Having an online business for more than decade has been a constant exercise in learning and adjusting to new technology. I’m usually pretty quick to accept and adapt, with of course a few exceptions (SnapChat). More often than not, the advancements improve things and I get used to them so fast that I never look back (MySpace). The one exception to this is what has happened to blogs. I started reading blogs close to when they began, back in the livejournal “emo” days of blogging. I started my own blog in the early 2000’s, although thanks to many platform changes, I have no record of anything before 2006 (thank goodness). Now starting a blog has changed to how it use to be done. There are many web hosting options now. You can research one of these at https://www.hostiserver.com/. Nonetheless, you should try to find the right hosting for your own needs. The process is a lot easier now though, thank god. One popular choice of website that many bloggers choose is WordPress. Like everything, it has affordance and limitations that you should evaluate before committing to your choice. To start a blog all you have to do now is find a good wordpress hosting site, make sure to write relevant blog posts and you’re sorted. My friend who reads Money Sack told me that if you stick at blogging for a while, you might even make some money. Besides the changing platforms though, I have had a handfuls of URLs, names and topics I covered, but I have for the most part just done it because I like to write. About a year ago, you may remember that I decided to finally split the Manic Trout blog off and regrouped as a “life style” blog so that I wasn’t hurting the brand by rambling on about things like deep thoughts and exercise.
Well, when this happened, I began spending more time thinking about what I wanted to write here than actually posting. I thought a great deal about how blogs have become mini magazines. I thought about that I did not want to write articles that fit in with an editorial calendar. That this was a space that I intentionally kept removed from business simply because I enjoyed writing as a hobby. I then started to get really upset because I noticed in my own blog reader, where I gather and read my favorite blogs, that all of the bloggers whom I have followed for years and years because I loved their writing, had stopped blogging. Mainly because they were tired of having to integrate products into their posts in order to earn a living writing, and because oddly, most people who read blogs complain about them doing this. (which is wildly unfair by the way, if you want to read free content, then you have to deal with ads, or your are literally starving bloggers). But they also stopped due to their own burn out over writing constantly on such specific topics. SO anyway, this made me feel like blogging was dead as I knew and loved it and I didn’t really know what to do about this. I am a tiny bit comforted in knowing that I am not alone in these feelings though. The biggest testament to this is the Times article written almost exactly one year ago today.
In the midst of all of these feels, three different people sent me messages that they loved to read what I wrote. This made me fee warm and fuzzy inside and again remind myself that I really enjoy writing and in this non business space, I can do whatever I want. I do not have to have a topic that I obsess over and focus on, that if I want, I can just ramble on. This is not a monotized blog, I have no one to really answer to, so here I am, returning to ramble mode and sharing my thoughts as they tumble out. If however, you take away one important thought from this post, it’s that I miss the bloggers who wrote for the sake of writing, whose words I read every day for so many years that I still crave their thoughts, and I swear that there is an emptiness in the bloggersphere without them.

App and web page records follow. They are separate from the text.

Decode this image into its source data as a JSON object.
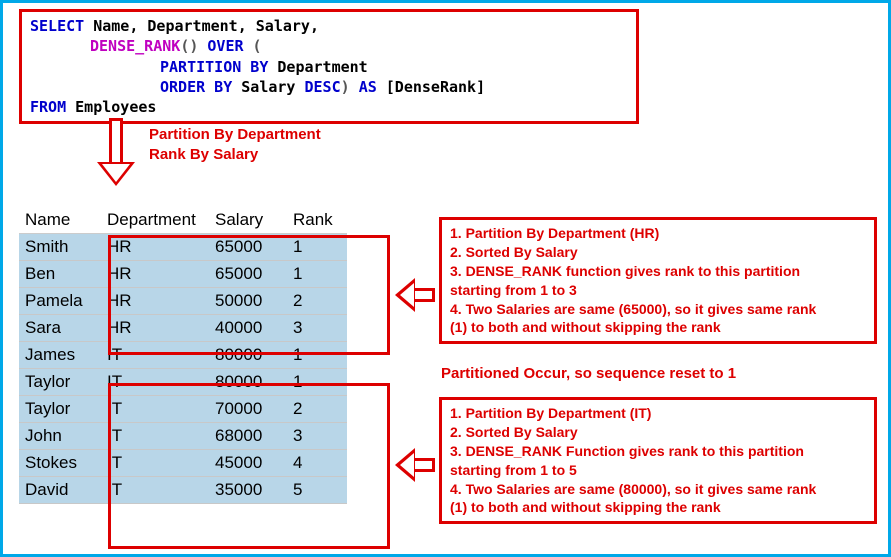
{
  "sql": {
    "line1": {
      "select": "SELECT",
      "fields": " Name, Department, Salary,"
    },
    "line2": {
      "func": "DENSE_RANK",
      "paren": "() ",
      "over": "OVER",
      "open": " ("
    },
    "line3": {
      "partition": "PARTITION BY",
      "field": " Department"
    },
    "line4": {
      "orderby": "ORDER BY",
      "field": " Salary ",
      "desc": "DESC",
      "close": ") ",
      "as": "AS",
      "alias": " [DenseRank]"
    },
    "line5": {
      "from": "FROM",
      "table": " Employees"
    }
  },
  "arrow_label": {
    "l1": "Partition By Department",
    "l2": "Rank By Salary"
  },
  "table": {
    "headers": [
      "Name",
      "Department",
      "Salary",
      "Rank"
    ],
    "rows": [
      [
        "Smith",
        "HR",
        "65000",
        "1"
      ],
      [
        "Ben",
        "HR",
        "65000",
        "1"
      ],
      [
        "Pamela",
        "HR",
        "50000",
        "2"
      ],
      [
        "Sara",
        "HR",
        "40000",
        "3"
      ],
      [
        "James",
        "IT",
        "80000",
        "1"
      ],
      [
        "Taylor",
        "IT",
        "80000",
        "1"
      ],
      [
        "Taylor",
        "IT",
        "70000",
        "2"
      ],
      [
        "John",
        "IT",
        "68000",
        "3"
      ],
      [
        "Stokes",
        "IT",
        "45000",
        "4"
      ],
      [
        "David",
        "IT",
        "35000",
        "5"
      ]
    ]
  },
  "info1": {
    "l1": "1. Partition By Department (HR)",
    "l2": "2. Sorted By Salary",
    "l3": "3. DENSE_RANK function gives rank to this partition",
    "l4": "starting from 1 to 3",
    "l5": "4. Two Salaries are same (65000), so it gives same rank",
    "l6": "(1) to both and without skipping the rank"
  },
  "partition_note": "Partitioned Occur, so sequence reset to 1",
  "info2": {
    "l1": "1. Partition By Department (IT)",
    "l2": "2. Sorted By Salary",
    "l3": "3. DENSE_RANK Function gives rank to this partition",
    "l4": "starting from 1 to 5",
    "l5": "4. Two Salaries are same (80000), so it gives same rank",
    "l6": "(1) to both and without skipping the rank"
  }
}
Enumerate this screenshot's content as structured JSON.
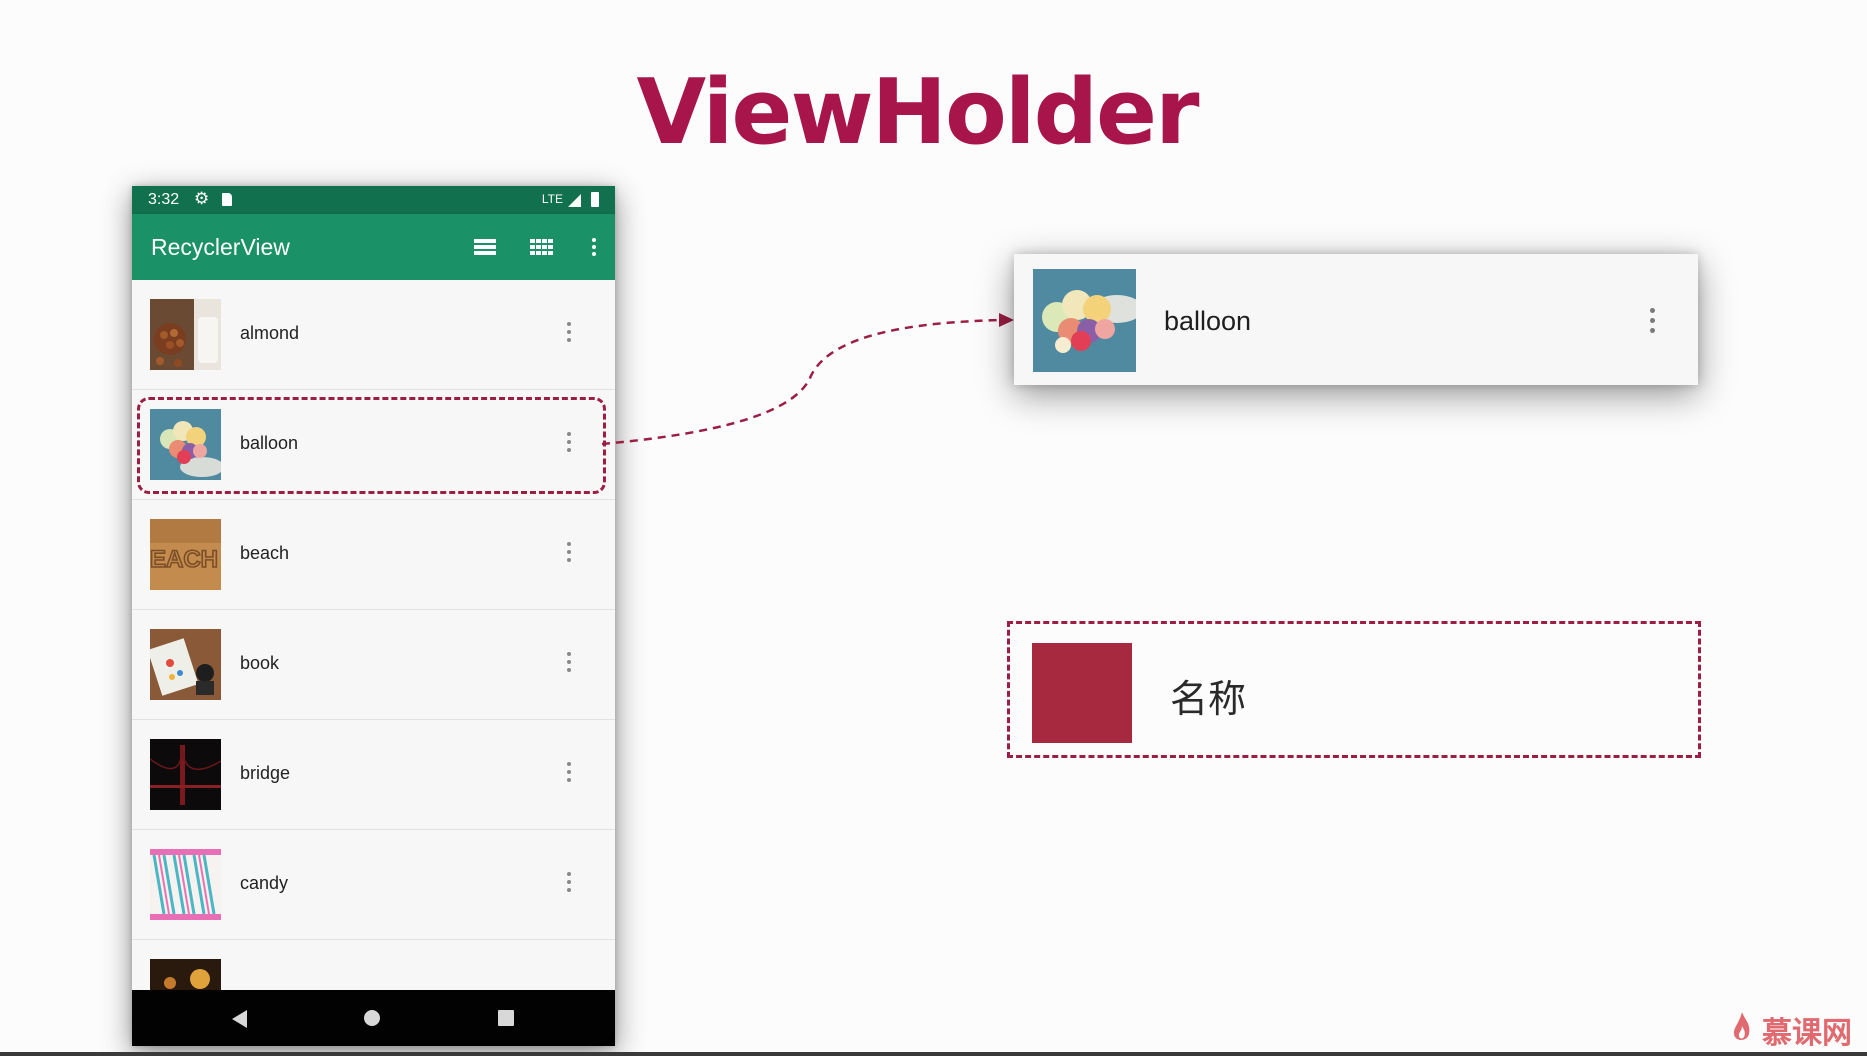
{
  "slide": {
    "title": "ViewHolder"
  },
  "status_bar": {
    "time": "3:32",
    "network": "LTE"
  },
  "app_bar": {
    "title": "RecyclerView"
  },
  "list": {
    "items": [
      {
        "label": "almond"
      },
      {
        "label": "balloon"
      },
      {
        "label": "beach"
      },
      {
        "label": "book"
      },
      {
        "label": "bridge"
      },
      {
        "label": "candy"
      }
    ]
  },
  "detail": {
    "label": "balloon"
  },
  "wireframe": {
    "name_label": "名称"
  },
  "watermark": {
    "text": "慕课网"
  },
  "colors": {
    "title": "#a8154a",
    "app_bar": "#1a9166",
    "status_bar": "#11704d",
    "highlight": "#9c1e44",
    "placeholder_image": "#a6293f"
  }
}
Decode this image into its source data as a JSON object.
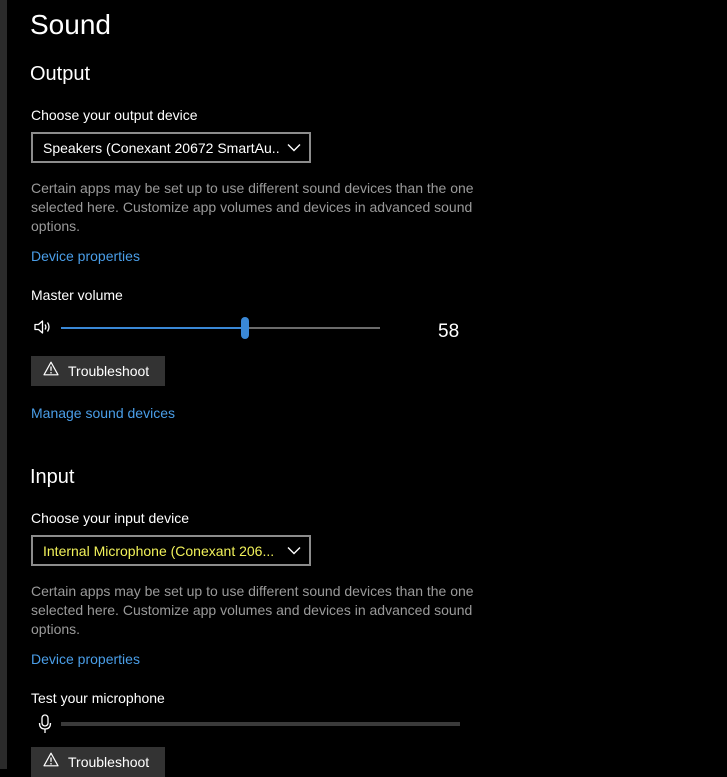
{
  "page": {
    "title": "Sound"
  },
  "output": {
    "title": "Output",
    "device_label": "Choose your output device",
    "device_value": "Speakers (Conexant 20672 SmartAu...",
    "help_text": "Certain apps may be set up to use different sound devices than the one selected here. Customize app volumes and devices in advanced sound options.",
    "device_properties_link": "Device properties",
    "volume_label": "Master volume",
    "volume_value": "58",
    "troubleshoot_label": "Troubleshoot",
    "manage_devices_link": "Manage sound devices",
    "volume_icon": "speaker-icon"
  },
  "input": {
    "title": "Input",
    "device_label": "Choose your input device",
    "device_value": "Internal Microphone (Conexant 206...",
    "help_text": "Certain apps may be set up to use different sound devices than the one selected here. Customize app volumes and devices in advanced sound options.",
    "device_properties_link": "Device properties",
    "test_label": "Test your microphone",
    "troubleshoot_label": "Troubleshoot",
    "mic_icon": "microphone-icon",
    "mic_level_percent": 0
  },
  "colors": {
    "background": "#000000",
    "accent": "#3a88d6",
    "link": "#4a9ee8",
    "input_device_text": "#f2f25a",
    "help_text": "#9a9a9a",
    "button_bg": "#333333"
  }
}
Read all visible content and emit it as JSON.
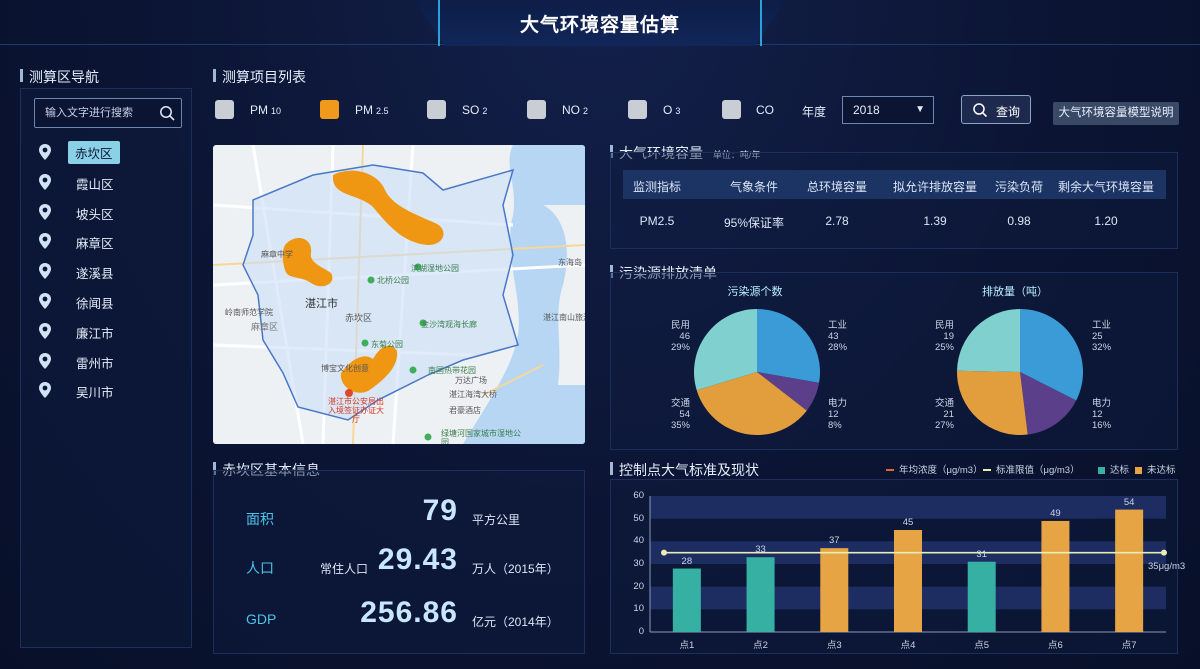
{
  "header": {
    "title": "大气环境容量估算"
  },
  "nav": {
    "title": "测算区导航",
    "search_placeholder": "输入文字进行搜索",
    "items": [
      {
        "label": "赤坎区",
        "active": true
      },
      {
        "label": "霞山区"
      },
      {
        "label": "坡头区"
      },
      {
        "label": "麻章区"
      },
      {
        "label": "遂溪县"
      },
      {
        "label": "徐闻县"
      },
      {
        "label": "廉江市"
      },
      {
        "label": "雷州市"
      },
      {
        "label": "吴川市"
      }
    ]
  },
  "project": {
    "title": "测算项目列表",
    "pollutants": [
      {
        "main": "PM",
        "sub": "10",
        "checked": false
      },
      {
        "main": "PM",
        "sub": "2.5",
        "checked": true
      },
      {
        "main": "SO",
        "sub": "2",
        "checked": false
      },
      {
        "main": "NO",
        "sub": "2",
        "checked": false
      },
      {
        "main": "O",
        "sub": "3",
        "checked": false
      },
      {
        "main": "CO",
        "sub": "",
        "checked": false
      }
    ],
    "year_label": "年度",
    "year_value": "2018",
    "query_label": "查询",
    "model_label": "大气环境容量模型说明"
  },
  "map": {
    "labels": {
      "city": "湛江市",
      "district": "赤坎区",
      "mazhang": "麻章区",
      "park1": "北桥公园",
      "park2": "滨湖湿地公园",
      "park3": "金沙湾观海长廊",
      "park4": "东菊公园",
      "park5": "南国热带花园",
      "mall": "万达广场",
      "bridge": "湛江海湾大桥",
      "hotel": "君豪酒店",
      "center": "湛江市公安局出入境签证办证大厅",
      "culture": "博宝文化创意",
      "green": "绿塘河国家城市湿地公园",
      "road1": "麻章中学",
      "road2": "岭南师范学院",
      "nanshan": "湛江南山旅游学校",
      "donghai": "东海岛"
    }
  },
  "capacity": {
    "title": "大气环境容量",
    "unit": "单位：吨/年",
    "headers": [
      "监测指标",
      "气象条件",
      "总环境容量",
      "拟允许排放容量",
      "污染负荷",
      "剩余大气环境容量"
    ],
    "row": [
      "PM2.5",
      "95%保证率",
      "2.78",
      "1.39",
      "0.98",
      "1.20"
    ]
  },
  "emission": {
    "title": "污染源排放清单",
    "pie1_title": "污染源个数",
    "pie2_title": "排放量（吨）",
    "pie1": [
      {
        "name": "工业",
        "value": 43,
        "pct": "28%",
        "color": "#3a9bd6"
      },
      {
        "name": "电力",
        "value": 12,
        "pct": "8%",
        "color": "#5b3f8a"
      },
      {
        "name": "交通",
        "value": 54,
        "pct": "35%",
        "color": "#e29e3c"
      },
      {
        "name": "民用",
        "value": 46,
        "pct": "29%",
        "color": "#7fd0cf"
      }
    ],
    "pie2": [
      {
        "name": "工业",
        "value": 25,
        "pct": "32%",
        "color": "#3a9bd6"
      },
      {
        "name": "电力",
        "value": 12,
        "pct": "16%",
        "color": "#5b3f8a"
      },
      {
        "name": "交通",
        "value": 21,
        "pct": "27%",
        "color": "#e29e3c"
      },
      {
        "name": "民用",
        "value": 19,
        "pct": "25%",
        "color": "#7fd0cf"
      }
    ]
  },
  "info": {
    "title": "赤坎区基本信息",
    "area_label": "面积",
    "area_value": "79",
    "area_unit": "平方公里",
    "pop_label": "人口",
    "pop_prefix": "常住人口",
    "pop_value": "29.43",
    "pop_unit": "万人（2015年）",
    "gdp_label": "GDP",
    "gdp_value": "256.86",
    "gdp_unit": "亿元（2014年）"
  },
  "control": {
    "title": "控制点大气标准及现状",
    "legend": [
      "年均浓度（μg/m3）",
      "标准限值（μg/m3）",
      "达标",
      "未达标"
    ],
    "standard_label": "35μg/m3"
  },
  "chart_data": {
    "type": "bar",
    "categories": [
      "点1",
      "点2",
      "点3",
      "点4",
      "点5",
      "点6",
      "点7"
    ],
    "values": [
      28,
      33,
      37,
      45,
      31,
      49,
      54
    ],
    "status": [
      "达标",
      "达标",
      "未达标",
      "未达标",
      "达标",
      "未达标",
      "未达标"
    ],
    "standard": 35,
    "ylim": [
      0,
      60
    ],
    "yticks": [
      0,
      10,
      20,
      30,
      40,
      50,
      60
    ],
    "colors": {
      "pass": "#35b0a3",
      "fail": "#e7a444",
      "standard": "#e8edb3",
      "avg": "#e0672a"
    }
  }
}
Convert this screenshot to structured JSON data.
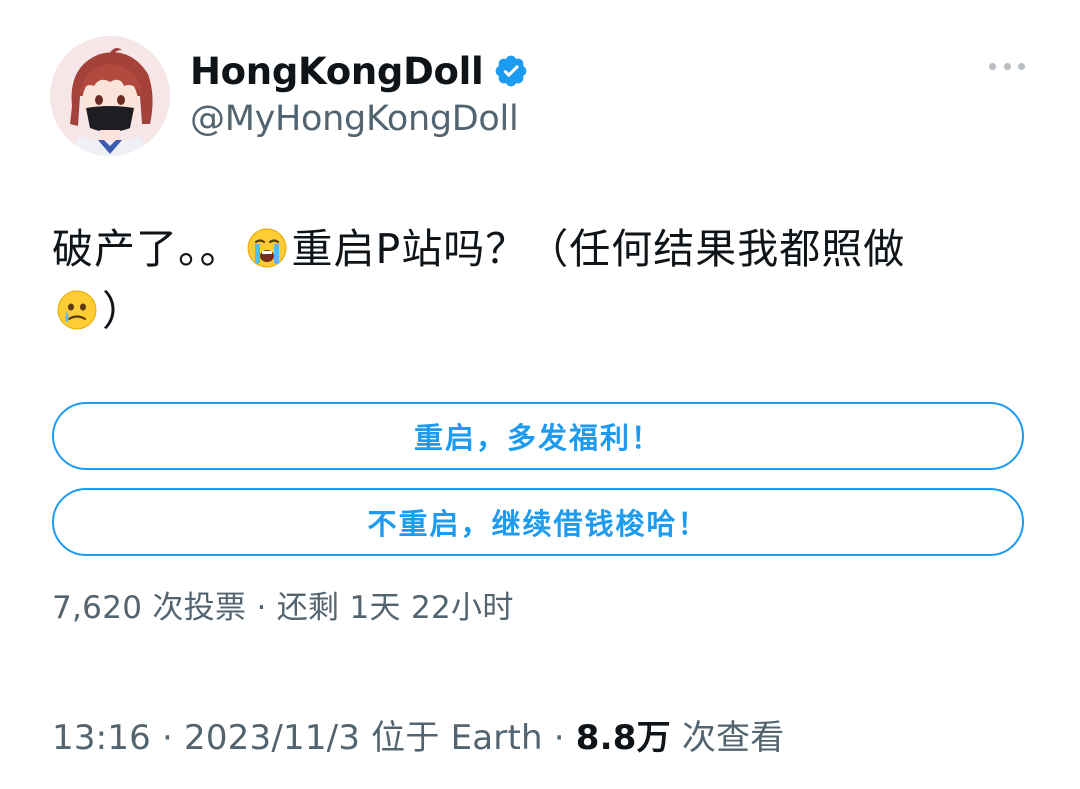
{
  "author": {
    "display_name": "HongKongDoll",
    "handle": "@MyHongKongDoll",
    "verified": true,
    "avatar": "anime-girl-masked-avatar"
  },
  "more_menu": {
    "icon": "more-horizontal-icon"
  },
  "tweet": {
    "text_part1": "破产了。。",
    "emoji1": "loudly-crying-face-emoji",
    "text_part2": "重启P站吗？（任何结果我都照做",
    "emoji2": "face-holding-back-tears-emoji",
    "text_part3": "）"
  },
  "poll": {
    "options": [
      {
        "label": "重启，多发福利！"
      },
      {
        "label": "不重启，继续借钱梭哈！"
      }
    ],
    "meta": "7,620 次投票 · 还剩 1天 22小时"
  },
  "footer": {
    "time": "13:16",
    "sep1": " · ",
    "date": "2023/11/3",
    "location": " 位于 Earth",
    "sep2": " · ",
    "views": "8.8万",
    "views_suffix": " 次查看"
  },
  "colors": {
    "accent": "#1d9bf0",
    "text_primary": "#0f1419",
    "text_secondary": "#536471"
  }
}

Before I sign off, I want to share this info graphic that I found about the evolution of bloggers, as it illustrates this evolution so well is cute.